[App and web page records]
[Start of section]

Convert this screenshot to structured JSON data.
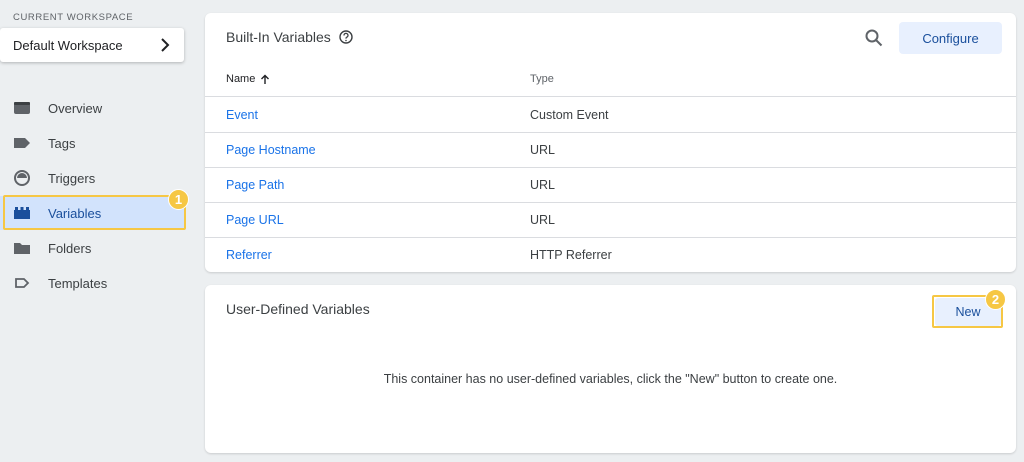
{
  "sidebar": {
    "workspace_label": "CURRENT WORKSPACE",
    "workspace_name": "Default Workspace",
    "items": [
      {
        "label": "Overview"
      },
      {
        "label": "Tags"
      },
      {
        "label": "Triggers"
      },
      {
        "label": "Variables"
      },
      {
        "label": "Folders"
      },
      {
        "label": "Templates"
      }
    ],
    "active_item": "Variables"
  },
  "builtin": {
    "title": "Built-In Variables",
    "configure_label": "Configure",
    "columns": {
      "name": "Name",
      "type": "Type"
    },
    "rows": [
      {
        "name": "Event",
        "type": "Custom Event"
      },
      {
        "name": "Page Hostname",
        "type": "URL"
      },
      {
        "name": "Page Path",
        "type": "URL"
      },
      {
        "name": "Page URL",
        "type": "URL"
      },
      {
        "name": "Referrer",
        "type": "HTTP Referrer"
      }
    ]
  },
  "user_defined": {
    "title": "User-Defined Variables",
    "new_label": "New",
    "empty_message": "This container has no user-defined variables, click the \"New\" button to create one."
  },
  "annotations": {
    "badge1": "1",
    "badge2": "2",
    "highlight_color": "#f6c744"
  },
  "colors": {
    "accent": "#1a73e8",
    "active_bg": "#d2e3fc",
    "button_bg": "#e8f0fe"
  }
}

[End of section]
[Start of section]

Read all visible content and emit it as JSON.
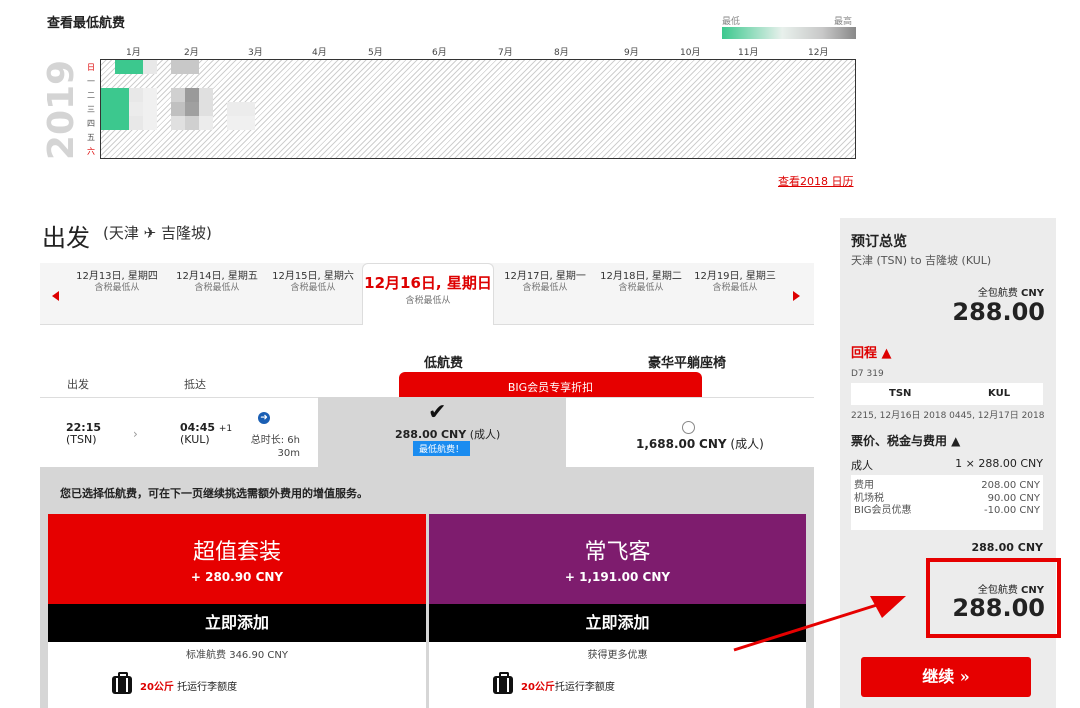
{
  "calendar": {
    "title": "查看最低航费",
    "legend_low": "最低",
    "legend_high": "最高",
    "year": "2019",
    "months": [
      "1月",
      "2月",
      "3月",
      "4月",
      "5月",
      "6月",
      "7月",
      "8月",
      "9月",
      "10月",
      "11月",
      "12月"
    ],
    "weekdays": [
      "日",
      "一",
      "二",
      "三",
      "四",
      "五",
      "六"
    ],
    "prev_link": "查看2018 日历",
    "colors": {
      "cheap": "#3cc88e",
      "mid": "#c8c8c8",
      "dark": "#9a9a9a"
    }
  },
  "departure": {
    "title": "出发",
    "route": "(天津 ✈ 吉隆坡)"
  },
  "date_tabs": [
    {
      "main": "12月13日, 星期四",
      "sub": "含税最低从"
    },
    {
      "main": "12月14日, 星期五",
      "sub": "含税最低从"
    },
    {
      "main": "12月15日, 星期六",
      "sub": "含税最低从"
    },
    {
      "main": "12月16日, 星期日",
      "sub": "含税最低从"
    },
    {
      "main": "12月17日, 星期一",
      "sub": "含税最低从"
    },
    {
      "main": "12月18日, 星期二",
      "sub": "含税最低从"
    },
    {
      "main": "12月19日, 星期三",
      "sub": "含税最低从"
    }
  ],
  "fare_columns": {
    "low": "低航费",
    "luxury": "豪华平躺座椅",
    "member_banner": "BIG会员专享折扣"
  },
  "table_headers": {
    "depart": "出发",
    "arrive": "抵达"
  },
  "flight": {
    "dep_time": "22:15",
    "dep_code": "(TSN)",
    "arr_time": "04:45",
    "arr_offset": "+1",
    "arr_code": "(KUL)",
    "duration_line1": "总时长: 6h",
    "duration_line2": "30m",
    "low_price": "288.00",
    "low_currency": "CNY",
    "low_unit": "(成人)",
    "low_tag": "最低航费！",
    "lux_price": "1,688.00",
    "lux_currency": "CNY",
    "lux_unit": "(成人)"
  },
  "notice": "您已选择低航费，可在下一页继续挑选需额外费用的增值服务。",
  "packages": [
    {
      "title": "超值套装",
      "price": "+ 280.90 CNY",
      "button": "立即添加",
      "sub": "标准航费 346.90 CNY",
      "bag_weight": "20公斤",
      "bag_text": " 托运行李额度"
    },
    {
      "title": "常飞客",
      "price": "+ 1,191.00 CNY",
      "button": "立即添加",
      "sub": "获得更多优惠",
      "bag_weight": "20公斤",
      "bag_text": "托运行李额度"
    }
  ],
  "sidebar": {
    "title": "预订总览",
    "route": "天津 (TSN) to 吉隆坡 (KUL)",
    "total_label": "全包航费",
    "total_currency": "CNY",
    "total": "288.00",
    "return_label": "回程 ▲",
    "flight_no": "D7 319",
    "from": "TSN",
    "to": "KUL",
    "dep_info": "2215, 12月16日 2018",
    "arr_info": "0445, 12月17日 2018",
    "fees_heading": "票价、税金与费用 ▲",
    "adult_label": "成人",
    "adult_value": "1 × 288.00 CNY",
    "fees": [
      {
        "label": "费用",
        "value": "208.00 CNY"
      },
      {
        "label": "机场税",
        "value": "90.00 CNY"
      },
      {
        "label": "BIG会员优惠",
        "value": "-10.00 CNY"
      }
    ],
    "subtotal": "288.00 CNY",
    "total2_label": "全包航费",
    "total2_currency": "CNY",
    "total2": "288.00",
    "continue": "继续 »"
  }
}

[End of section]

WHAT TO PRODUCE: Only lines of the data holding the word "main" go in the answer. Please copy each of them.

RESULT FOR THIS EXERCISE:
      "main": "12月13日, 星期四",
      "main": "12月14日, 星期五",
      "main": "12月15日, 星期六",
      "main": "12月16日, 星期日",
      "main": "12月17日, 星期一",
      "main": "12月18日, 星期二",
      "main": "12月19日, 星期三",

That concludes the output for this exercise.